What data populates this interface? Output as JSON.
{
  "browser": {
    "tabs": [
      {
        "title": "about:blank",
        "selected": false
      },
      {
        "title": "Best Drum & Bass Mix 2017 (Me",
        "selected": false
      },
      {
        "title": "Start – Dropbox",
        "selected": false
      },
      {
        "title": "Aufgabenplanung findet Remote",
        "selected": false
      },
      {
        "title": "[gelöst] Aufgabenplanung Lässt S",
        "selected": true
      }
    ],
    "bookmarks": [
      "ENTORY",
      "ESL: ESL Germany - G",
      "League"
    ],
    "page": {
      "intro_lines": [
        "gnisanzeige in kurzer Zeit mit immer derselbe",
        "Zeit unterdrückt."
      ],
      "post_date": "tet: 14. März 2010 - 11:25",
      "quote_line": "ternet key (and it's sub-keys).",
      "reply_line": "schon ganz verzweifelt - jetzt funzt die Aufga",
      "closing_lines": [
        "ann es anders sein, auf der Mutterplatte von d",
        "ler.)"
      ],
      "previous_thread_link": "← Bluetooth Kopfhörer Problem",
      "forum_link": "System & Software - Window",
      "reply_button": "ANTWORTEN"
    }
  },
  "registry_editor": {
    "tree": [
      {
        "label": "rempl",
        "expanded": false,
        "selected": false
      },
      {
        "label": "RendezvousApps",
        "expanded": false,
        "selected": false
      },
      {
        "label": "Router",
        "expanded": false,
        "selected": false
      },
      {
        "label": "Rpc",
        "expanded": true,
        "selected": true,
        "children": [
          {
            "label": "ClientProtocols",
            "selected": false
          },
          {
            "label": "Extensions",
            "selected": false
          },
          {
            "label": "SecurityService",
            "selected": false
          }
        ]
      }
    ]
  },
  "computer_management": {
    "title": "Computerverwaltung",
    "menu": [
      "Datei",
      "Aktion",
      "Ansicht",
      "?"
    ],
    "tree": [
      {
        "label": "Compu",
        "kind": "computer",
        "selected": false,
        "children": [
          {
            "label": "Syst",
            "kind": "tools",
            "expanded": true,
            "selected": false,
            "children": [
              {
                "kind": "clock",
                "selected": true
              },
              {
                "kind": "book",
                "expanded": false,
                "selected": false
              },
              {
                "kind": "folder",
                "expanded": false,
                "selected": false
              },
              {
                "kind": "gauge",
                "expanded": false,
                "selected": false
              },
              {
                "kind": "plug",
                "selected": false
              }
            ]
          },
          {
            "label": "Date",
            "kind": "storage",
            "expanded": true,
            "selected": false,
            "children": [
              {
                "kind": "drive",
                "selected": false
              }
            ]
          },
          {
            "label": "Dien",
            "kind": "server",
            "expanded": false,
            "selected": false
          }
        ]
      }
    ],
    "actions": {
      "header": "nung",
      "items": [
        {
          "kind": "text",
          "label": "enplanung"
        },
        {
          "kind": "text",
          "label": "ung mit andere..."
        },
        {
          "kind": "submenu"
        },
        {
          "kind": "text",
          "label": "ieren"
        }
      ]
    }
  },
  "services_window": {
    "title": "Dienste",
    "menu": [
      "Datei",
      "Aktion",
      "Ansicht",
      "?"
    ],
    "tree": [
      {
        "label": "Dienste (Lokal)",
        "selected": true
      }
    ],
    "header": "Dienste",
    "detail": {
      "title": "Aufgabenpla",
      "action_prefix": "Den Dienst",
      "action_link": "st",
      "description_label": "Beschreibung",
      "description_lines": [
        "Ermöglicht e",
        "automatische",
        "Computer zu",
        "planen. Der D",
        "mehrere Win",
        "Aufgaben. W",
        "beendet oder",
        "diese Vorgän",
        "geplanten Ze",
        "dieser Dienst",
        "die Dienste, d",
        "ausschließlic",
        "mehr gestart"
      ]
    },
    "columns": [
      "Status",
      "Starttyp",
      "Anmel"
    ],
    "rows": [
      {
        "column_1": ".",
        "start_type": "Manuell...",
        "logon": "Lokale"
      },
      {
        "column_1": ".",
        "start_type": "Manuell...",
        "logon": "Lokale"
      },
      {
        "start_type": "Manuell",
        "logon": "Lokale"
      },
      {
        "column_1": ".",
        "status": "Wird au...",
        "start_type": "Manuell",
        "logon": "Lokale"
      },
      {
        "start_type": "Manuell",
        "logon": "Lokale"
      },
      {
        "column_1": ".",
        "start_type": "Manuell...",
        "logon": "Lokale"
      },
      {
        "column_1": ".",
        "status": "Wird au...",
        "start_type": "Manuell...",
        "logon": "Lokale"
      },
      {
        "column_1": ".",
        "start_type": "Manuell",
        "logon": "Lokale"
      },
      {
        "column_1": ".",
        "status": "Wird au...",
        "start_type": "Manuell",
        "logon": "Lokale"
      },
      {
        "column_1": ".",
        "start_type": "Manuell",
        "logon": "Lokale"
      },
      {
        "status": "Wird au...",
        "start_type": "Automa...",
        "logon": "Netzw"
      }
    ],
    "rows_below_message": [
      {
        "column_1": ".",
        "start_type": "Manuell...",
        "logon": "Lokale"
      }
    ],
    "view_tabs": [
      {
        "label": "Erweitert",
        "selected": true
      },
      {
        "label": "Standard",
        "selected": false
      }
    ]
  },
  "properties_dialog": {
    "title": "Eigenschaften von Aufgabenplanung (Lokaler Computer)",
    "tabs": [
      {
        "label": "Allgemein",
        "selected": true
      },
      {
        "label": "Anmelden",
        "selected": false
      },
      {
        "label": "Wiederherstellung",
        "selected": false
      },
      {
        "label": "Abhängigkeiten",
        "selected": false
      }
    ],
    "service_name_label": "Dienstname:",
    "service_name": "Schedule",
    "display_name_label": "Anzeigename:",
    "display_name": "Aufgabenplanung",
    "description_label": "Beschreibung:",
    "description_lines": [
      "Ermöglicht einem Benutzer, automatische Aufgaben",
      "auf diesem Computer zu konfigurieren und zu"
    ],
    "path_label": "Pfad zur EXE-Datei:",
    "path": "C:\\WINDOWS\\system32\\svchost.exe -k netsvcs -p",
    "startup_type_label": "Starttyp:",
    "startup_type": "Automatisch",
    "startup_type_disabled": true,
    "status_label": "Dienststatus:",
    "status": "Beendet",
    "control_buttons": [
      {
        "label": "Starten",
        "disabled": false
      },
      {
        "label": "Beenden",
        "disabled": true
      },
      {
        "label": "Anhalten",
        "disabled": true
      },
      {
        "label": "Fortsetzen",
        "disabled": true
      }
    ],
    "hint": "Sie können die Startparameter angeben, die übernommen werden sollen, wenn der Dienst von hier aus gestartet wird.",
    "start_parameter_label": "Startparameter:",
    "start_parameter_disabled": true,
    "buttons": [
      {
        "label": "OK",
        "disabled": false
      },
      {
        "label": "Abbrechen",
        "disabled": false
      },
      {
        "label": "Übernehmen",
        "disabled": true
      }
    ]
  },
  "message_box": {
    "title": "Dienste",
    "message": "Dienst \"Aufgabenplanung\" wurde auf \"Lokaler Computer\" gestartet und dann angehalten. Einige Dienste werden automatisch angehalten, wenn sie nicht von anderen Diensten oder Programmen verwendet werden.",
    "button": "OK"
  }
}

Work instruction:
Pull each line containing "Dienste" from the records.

Exercise result:
    "title": "Dienste",
        "label": "Dienste (Lokal)",
    "header": "Dienste",
        "die Dienste, d",
    "title": "Dienste",
    "message": "Dienst \"Aufgabenplanung\" wurde auf \"Lokaler Computer\" gestartet und dann angehalten. Einige Dienste werden automatisch angehalten, wenn sie nicht von anderen Diensten oder Programmen verwendet werden.",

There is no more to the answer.